The most curious of the group, delivering a milky note, with notes of leather and slate. Super dry on the tongue and yet against all odds, everything works wonderfully together.
Tobasiche – ($ 270)
A slight vinegar note on the nose gives way to tropical fruits on the palate. A mad race for the senses.
After indulging in the ultra-premium agave spirit, visitors to Casa Silencio can enjoy an intimate glimpse into how the liquid was constructed in the first place. The property is built around a courtyard containing the tahona mill used to extract the juice from the roasted piñas. Fermentation and distillation take place a short walk from the well-appointed suites.
At dinner, mezcal cocktails are prepared by dedicated mixologists. The colorful drinks arrive on a communal table, made from 17 tons of basalt, accompanied by a whimsical menu designed by Rodolfo Castellanos (the first winner of Top Chef Mexico). The entire experience can best be described as Instagram catnip.
However, tagging these sweet and sweet “likes” will take time and effort. Oaxaca Airport is currently only served directly from the United States by Dallas and Houston. Once you land, you’ll have to travel through rural and often rocky backcountry roads to get to this luxury lodge. A taste of El Silencio, by comparison, remains eminently easy. It is currently the most widely distributed mezcal in the United States, recognizable by the opaque black bottle of its flagship product Espadin.
If you want to taste something more closely linked to the exclusive offerings of Casa Silencio, opt for a bottle of Ensamble that infuses elements of two wild agaves: Tobasiche and Mexicano.

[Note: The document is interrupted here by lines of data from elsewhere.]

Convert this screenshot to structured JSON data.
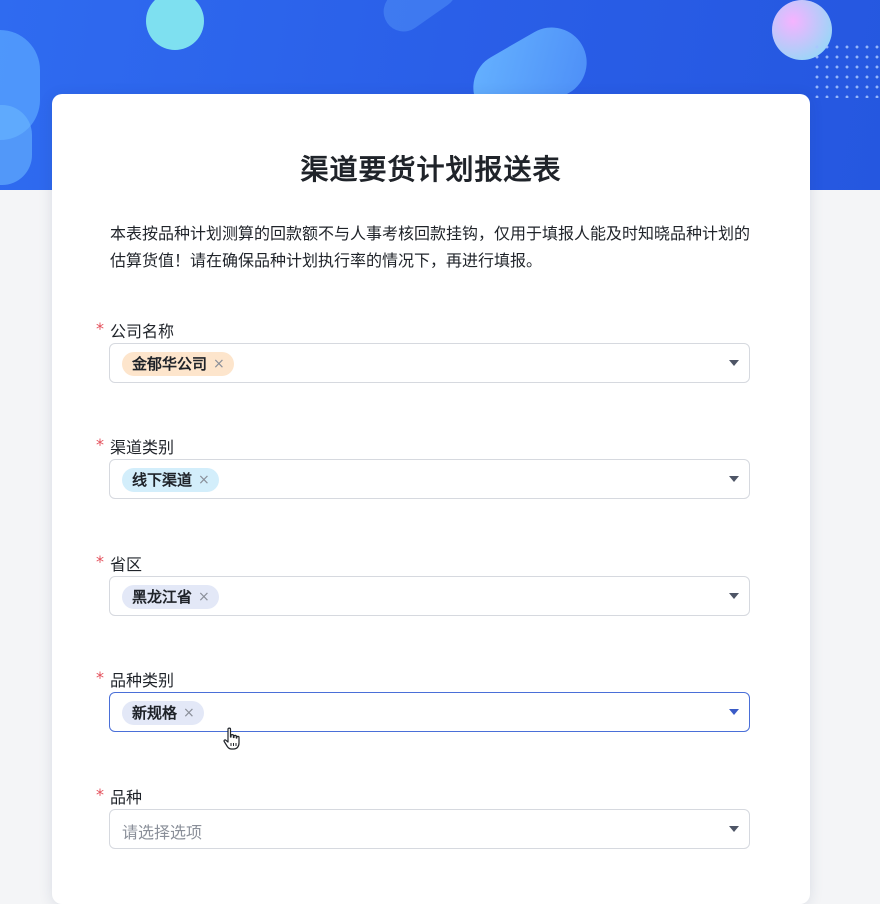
{
  "form": {
    "title": "渠道要货计划报送表",
    "description": "本表按品种计划测算的回款额不与人事考核回款挂钩，仅用于填报人能及时知晓品种计划的估算货值！请在确保品种计划执行率的情况下，再进行填报。",
    "required_mark": "*",
    "fields": [
      {
        "label": "公司名称",
        "tag": "金郁华公司",
        "tag_color": "#fde5cc"
      },
      {
        "label": "渠道类别",
        "tag": "线下渠道",
        "tag_color": "#d3eefb"
      },
      {
        "label": "省区",
        "tag": "黑龙江省",
        "tag_color": "#e3e8f7"
      },
      {
        "label": "品种类别",
        "tag": "新规格",
        "tag_color": "#e3e8f7"
      },
      {
        "label": "品种",
        "placeholder": "请选择选项"
      }
    ],
    "tag_remove_glyph": "×"
  },
  "colors": {
    "banner": "#2a5fe8",
    "required": "#e34d59",
    "active_border": "#4a6fd8"
  },
  "icons": {
    "dropdown": "caret-down-icon",
    "cursor": "hand-pointer-icon",
    "remove": "close-icon"
  }
}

It’s an intoxicating way to celebrate the flavors of Mexico during Día De Muertos, and, well, pretty much all day of the calendar year.